Dam releases, one should know, are not "god given" or "unmanageable" or "un-anticipated". They are not calculated with the worst scenario in mind and hence when the releases occur, unscientific explanations are thrown in the face of the suffering people, hungry and thirsty amidst water all around. The same is to happen in Narmada where Bharuch City and seven lakh population in the downstream of SSP would face a cycle of drought and flood in the years to come.

The experience of dams causing floods in the west to south India is to be analyzed to know that flood control with huge structures obstructing, storing and releasing major flows has failed more than once and needs an alternative. The option is, flood management in place of flood control. The degraded catchments with reduced green cover and no small ponds and bunds are proving to be increasingly incapable of local water harnessing that could percolate and fill the groundwater aquifers, too. Instead the precipitation flows away in the form of flash floods and drought follows. In the cities, problem is intensified with no percolation possible due to concrete flooring changing the runoff coefficient, leaving no land for recharging the sub-surface reserves. With drains blocked and not deepened nor widened, with the population and its fast growth has resulted in an unprecedented crisis. It's a cumulative impact of all of this with change in the rainfall pattern due to climatic transformation that is to be dealt with.

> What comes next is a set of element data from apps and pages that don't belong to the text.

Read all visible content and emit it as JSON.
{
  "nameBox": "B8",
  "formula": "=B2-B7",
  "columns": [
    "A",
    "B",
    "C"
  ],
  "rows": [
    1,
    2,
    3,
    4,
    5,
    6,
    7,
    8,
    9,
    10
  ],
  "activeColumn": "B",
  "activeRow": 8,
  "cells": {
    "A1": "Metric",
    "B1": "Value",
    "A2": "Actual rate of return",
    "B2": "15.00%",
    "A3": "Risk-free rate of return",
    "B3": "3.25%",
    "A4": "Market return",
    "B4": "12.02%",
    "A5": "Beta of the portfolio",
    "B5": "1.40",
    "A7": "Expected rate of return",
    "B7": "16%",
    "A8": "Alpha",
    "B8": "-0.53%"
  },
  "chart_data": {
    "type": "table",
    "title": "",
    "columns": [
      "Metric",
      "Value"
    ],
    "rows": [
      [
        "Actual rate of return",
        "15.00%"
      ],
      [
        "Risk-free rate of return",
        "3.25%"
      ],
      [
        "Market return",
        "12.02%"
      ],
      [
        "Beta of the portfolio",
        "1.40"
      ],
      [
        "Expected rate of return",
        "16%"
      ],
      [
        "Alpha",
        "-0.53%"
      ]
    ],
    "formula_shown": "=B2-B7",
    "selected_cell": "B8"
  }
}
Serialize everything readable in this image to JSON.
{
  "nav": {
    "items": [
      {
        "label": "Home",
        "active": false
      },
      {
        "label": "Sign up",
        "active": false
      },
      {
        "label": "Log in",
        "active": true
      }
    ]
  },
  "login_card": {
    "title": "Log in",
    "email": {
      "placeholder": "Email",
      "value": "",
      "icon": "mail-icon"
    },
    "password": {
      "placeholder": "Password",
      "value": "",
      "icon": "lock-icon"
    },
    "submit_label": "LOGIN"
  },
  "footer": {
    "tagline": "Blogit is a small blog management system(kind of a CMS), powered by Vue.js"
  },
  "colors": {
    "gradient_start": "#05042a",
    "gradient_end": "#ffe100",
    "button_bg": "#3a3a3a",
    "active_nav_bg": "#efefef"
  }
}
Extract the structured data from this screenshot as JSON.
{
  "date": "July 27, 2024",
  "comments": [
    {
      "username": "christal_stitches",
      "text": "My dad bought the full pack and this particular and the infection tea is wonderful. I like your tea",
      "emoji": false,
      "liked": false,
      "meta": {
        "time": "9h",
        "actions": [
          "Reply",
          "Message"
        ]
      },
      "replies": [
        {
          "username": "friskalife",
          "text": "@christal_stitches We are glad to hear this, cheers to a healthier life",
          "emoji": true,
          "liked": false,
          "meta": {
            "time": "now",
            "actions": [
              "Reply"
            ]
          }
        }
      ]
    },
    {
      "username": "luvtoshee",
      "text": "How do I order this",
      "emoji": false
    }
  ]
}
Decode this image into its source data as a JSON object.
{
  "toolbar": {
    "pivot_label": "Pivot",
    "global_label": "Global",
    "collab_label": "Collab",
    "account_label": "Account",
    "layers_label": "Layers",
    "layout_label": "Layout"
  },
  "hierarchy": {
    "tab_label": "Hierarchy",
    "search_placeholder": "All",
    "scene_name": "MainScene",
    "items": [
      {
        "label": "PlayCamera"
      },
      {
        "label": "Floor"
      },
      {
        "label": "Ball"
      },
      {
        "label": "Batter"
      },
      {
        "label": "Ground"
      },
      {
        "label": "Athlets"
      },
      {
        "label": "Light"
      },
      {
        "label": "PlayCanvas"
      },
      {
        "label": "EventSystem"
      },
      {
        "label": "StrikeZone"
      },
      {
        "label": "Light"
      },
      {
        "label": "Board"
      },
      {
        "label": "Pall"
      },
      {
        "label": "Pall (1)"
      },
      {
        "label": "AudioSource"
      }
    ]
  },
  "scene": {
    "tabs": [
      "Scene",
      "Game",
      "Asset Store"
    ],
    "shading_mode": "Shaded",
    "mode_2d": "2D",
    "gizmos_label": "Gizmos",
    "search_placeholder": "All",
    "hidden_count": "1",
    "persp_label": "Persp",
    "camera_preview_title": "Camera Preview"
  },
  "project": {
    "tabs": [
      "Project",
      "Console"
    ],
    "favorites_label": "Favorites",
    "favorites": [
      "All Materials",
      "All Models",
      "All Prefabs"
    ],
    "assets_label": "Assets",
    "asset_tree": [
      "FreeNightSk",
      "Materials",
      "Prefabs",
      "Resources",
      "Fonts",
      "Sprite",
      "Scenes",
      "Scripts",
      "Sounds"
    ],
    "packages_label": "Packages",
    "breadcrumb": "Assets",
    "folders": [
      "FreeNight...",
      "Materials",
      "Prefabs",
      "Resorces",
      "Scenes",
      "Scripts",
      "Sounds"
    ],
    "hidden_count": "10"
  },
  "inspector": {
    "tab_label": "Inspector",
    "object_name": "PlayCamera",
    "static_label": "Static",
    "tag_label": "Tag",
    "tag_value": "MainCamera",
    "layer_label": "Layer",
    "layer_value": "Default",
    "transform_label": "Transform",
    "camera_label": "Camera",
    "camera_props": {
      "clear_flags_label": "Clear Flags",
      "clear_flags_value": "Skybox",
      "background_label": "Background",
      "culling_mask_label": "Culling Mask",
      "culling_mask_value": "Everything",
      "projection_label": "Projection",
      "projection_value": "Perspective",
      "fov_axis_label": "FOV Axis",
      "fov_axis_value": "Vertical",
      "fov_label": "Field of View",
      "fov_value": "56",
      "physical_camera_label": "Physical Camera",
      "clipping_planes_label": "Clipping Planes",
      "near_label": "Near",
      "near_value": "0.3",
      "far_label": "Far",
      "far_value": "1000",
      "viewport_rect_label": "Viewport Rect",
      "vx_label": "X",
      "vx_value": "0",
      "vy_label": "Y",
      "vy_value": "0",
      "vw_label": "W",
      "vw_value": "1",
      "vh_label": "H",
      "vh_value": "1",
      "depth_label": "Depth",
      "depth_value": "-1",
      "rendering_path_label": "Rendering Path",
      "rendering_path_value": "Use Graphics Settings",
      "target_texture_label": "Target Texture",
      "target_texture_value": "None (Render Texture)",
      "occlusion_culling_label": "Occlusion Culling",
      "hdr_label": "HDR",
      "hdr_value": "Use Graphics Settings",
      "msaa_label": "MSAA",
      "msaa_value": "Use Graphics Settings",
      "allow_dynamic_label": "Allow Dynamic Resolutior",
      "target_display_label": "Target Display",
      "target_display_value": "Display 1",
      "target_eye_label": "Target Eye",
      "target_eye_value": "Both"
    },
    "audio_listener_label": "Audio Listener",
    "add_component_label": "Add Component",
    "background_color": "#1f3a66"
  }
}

The statement by the President of India, APJ Abdul Kalam, is more than shocking in the above context. His propagation of large capacity reservoirs and massive inter-river basin transfers through the gigantic project of river inter-linking is a solution that can prove poisonous and not medicinal. He must be told in a forthright manner that the best of water management has to begin with the first drop where it falls and end within the outer limit of a river basin and not beyond. The President should know that in the case of Alamatti, the dam which he dedicated to the nation, there was no backwater level computation. And no truthful information provided to the people in Kolhapur, Maharashtra who have suddenly faced submergence of 75,000 hectares of land and 14,000 houses last year and a little less this year. The people were randomly evicted and further blamed for not submitting to the orders of the almighty. The politicians to the President should, however, know that those who face the brunt are more water-literate than the planners and the policy makers. They have to and they will rise to save their lives and resources by managing the waters through post-modern decentralized ways which are neither destructive nor causing displacement.

Medha Patkar